• Instructions for the task:
Copy every line of the listing exactly.
[Start of section]
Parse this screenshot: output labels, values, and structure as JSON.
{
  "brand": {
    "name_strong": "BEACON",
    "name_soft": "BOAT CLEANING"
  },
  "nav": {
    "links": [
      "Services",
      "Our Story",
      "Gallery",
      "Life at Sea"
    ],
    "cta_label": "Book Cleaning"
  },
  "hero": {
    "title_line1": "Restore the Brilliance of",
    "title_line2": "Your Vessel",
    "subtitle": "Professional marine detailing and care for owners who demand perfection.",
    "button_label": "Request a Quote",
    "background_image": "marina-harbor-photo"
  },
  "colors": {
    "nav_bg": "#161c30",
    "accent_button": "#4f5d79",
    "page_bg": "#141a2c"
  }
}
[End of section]
• Exercise solution:
Parse this screenshot: output labels, values, and structure as JSON.
{
  "brand": {
    "name_strong": "BEACON",
    "name_soft": "BOAT CLEANING"
  },
  "nav": {
    "links": [
      "Services",
      "Our Story",
      "Gallery",
      "Life at Sea"
    ],
    "cta_label": "Book Cleaning"
  },
  "hero": {
    "title_line1": "Restore the Brilliance of",
    "title_line2": "Your Vessel",
    "subtitle": "Professional marine detailing and care for owners who demand perfection.",
    "button_label": "Request a Quote",
    "background_image": "marina-harbor-photo"
  },
  "colors": {
    "nav_bg": "#161c30",
    "accent_button": "#4f5d79",
    "page_bg": "#141a2c"
  }
}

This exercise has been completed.